“I believe that Newt can mobilize Evangelical and Pro-Life Catholic Christians yes,” Christian organizer David Lane explained. Lane leads the American Renewal Project, an organization which has convinced over 500 pastors to run for local political office.
Next Page: Many more conservative Christians also praise a Trump-Gingrich ticket.
Mrs. Beverly LaHaye, founder of Concerned Women for America and co-founder, with Tim LaHaye and Jerry Falwell, of the Moral Majority in 1979, echoed Lane on the Trump-Gingrich ticket. “Sounds great to me,” she told Lane. “When we lived in Washington, DC, I worked with Newt. The thing that impressed me about Newt was his leadership ability.”
Former Arkansas Governor Mike Huckabee declared that “Newt could serve in any position in a Trump administration–be it VP, Chief of Staff, or Secretary of State.” Pastor Brad Atkins, the former president of the Southern Baptist Convention in South Carolina, declared that a Gingrich VP slot “could make this very interesting for those that are disenfranchised with the GOP.”
California pastor Jim Garlow outlined three major assets Gingrich would bring to a Trump ticket.
Newt Gingrich as VP would bring to the office three things that Mr. Trump needs: deep political history, policy understanding and an IQ that would be able to — when needed — challenge Mr. Trump’s thinking and political inexperience.
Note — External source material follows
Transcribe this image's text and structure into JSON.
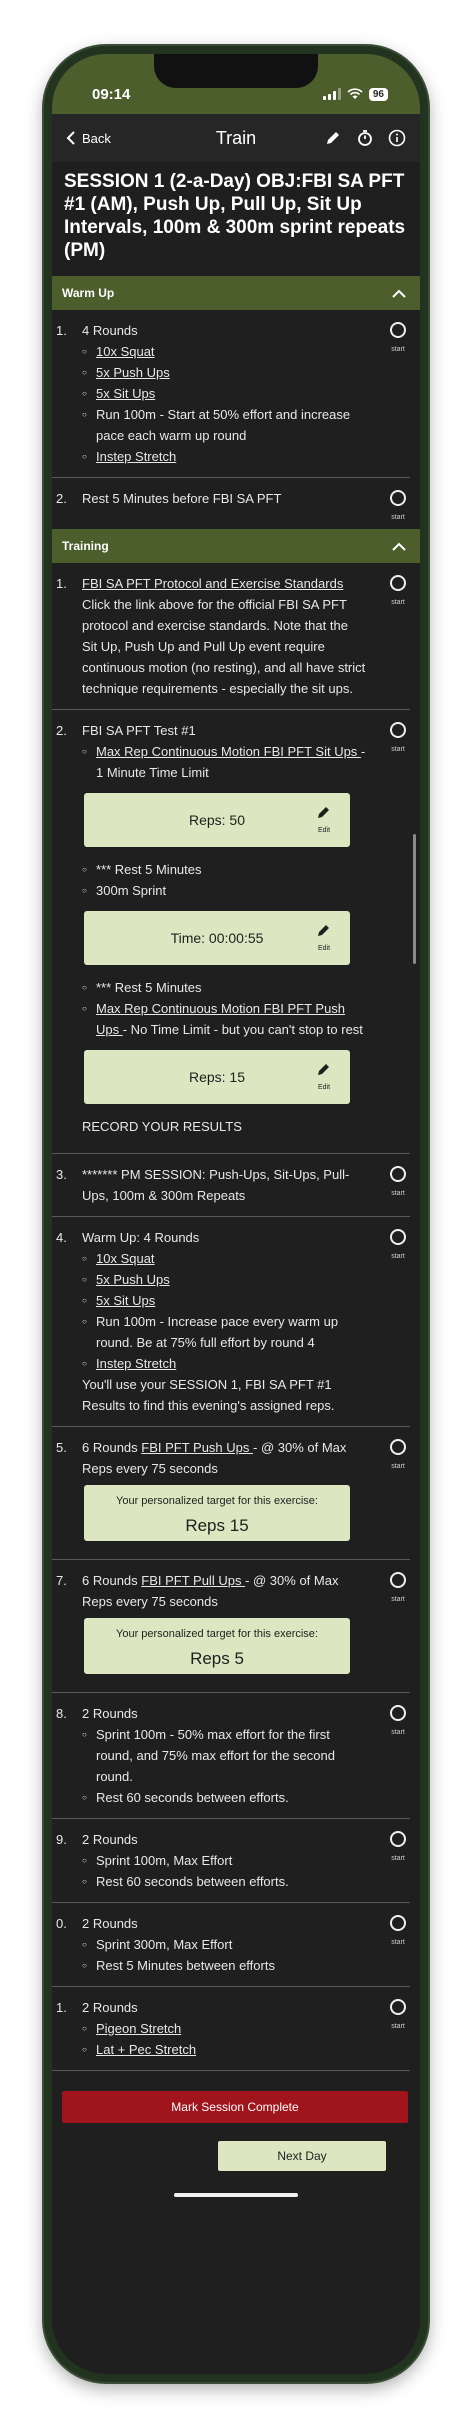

Few persons have the depth of knowledge and the self confidence to do that.
Trump views himself as the smartest man in the room, and when it comes to building huge hotels and golf courses, he is. But when Newt enters a room, everyone knows that Gingrich is the governmentally and politically smartest man in the room. Candidly, Trump needs Gingrich.
Fundamentally, the most important function of a vice president isn’t getting a president elected, but helping him to govern. Chemistry and the ability to know Washington well and give important advice to help the president get his agenda passed are the real keys to a good vice president.
Newt Gingrich is one of the few people to whom Trump would really listen, and he also understands the politics of Washington, D.C., more than most. During Gingrich’s tenure as speaker of the House, he spearheaded legislation, and convinced a Democratic president to sign it! Something as pivotal as welfare reform should not be forgotten.
In the end, Newt is a great pick because he could be Trump’s eyes and ears in Washington, D.C., helping the New York real estate mogul navigate another complex American city. He would advise The Donald on which policies he should actually push once elected, and he would be able to coach the Trump-ident on how to get those ideas made into law.
Furthermore, even though Gingrich declared in early April that Trump “would need psychiatric help” if he chose him for the VP slot, the former speaker of the House publicly put his whole weight behind The Donald on Wednesday, after supporting him behind the scenes throughout the primary. An unnamed sourced told Newsmax’s John Gizzi that Gingrich is at the top of Trump’s list. When asked if he had been approached by The Donald, Newt responded with a terse “no.”
In the end, however, many conservatives might be secretly hoping that “no” is really a “not yet.”